Out of the lines below, please list those that hold the string "shorts".

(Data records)
[Start of section]
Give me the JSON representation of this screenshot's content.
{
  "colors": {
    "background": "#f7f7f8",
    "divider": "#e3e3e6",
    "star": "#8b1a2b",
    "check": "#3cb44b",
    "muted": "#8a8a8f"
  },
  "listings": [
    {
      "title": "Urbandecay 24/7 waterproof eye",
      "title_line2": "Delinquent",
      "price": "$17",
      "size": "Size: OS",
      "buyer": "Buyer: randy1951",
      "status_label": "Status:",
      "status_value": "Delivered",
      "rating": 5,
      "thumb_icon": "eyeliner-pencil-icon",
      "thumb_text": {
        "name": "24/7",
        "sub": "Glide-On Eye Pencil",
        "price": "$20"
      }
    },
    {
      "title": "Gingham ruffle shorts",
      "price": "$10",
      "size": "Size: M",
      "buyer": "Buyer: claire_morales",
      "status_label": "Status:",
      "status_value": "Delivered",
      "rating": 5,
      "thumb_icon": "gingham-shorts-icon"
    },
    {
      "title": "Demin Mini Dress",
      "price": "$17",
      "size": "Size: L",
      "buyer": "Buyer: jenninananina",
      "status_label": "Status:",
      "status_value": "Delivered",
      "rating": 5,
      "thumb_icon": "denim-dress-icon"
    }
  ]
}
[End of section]
RESPONSE:
      "title": "Gingham ruffle shorts",
      "thumb_icon": "gingham-shorts-icon"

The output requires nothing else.